During 2019, we visited Prague, Brno, Bratislava and Berlin and held 22 interviews with experts who have a major influence on shaping the local art scene. We deliberately addressed those persons who are active in the field of current visual art, therefore there are no references to environmental art before 2000, but also interviews with scientists from various related fields and politicians. The script was created gradually and was more a result of gradual discovery and mapping than a predetermined declarative plan. Successively we come from general theoretical concepts to the functioning of art and cultural institutions, and finally to the actual artistic practice. This gave rise to a common narrative, which could be characterized in three questions: What forms can cooperation between science and art take? How is our attitude towards art and the art scene changing with the approaching climate catastrophe? And what can we do?

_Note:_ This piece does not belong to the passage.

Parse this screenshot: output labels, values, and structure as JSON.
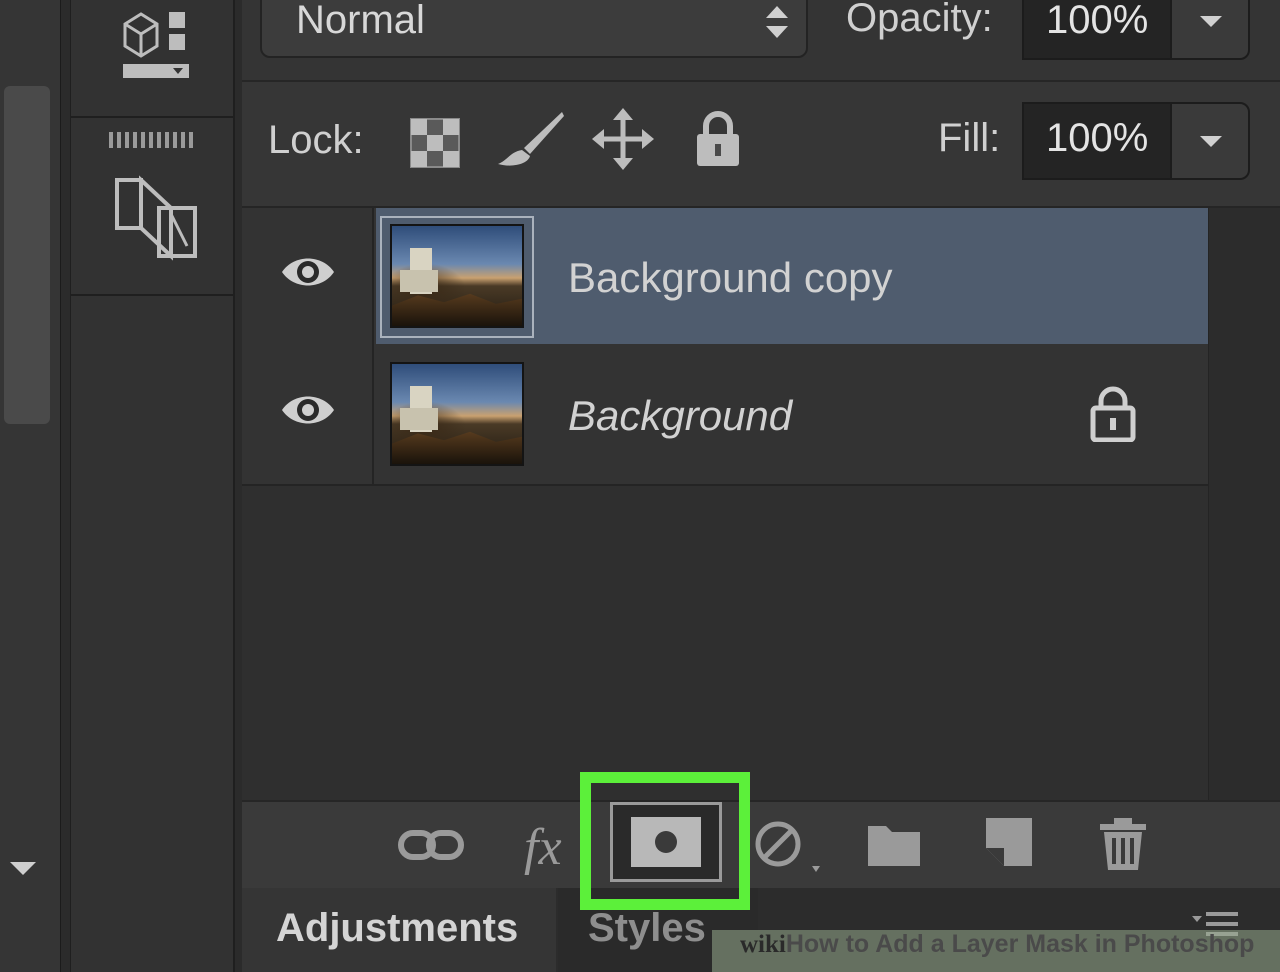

The visual component of the video consists of walks in environments where the relationship between man and nature is markedly formed and/or the images are associated with the constructed idea of nature. While the camera slowly guides the viewer through a common arc of recorded statements, the characters appear to be posing to the camera’s eye in front of the natural scenery. This creates an image reflecting the formation of our ideas and archetypes (for example, through various strictly organized chateau gardens, or educational amusement parks), which allows you to pay close attention to the topics presented in the videos during pauses between the interviews. It is also possible to listen to parts of the series only as podcasts, to return to utterances that were not comprehensible, or to see them as a crossroad to names, people, concepts and ideas that require much deeper and more time-consuming research.
David Přílučík and Anna Remešová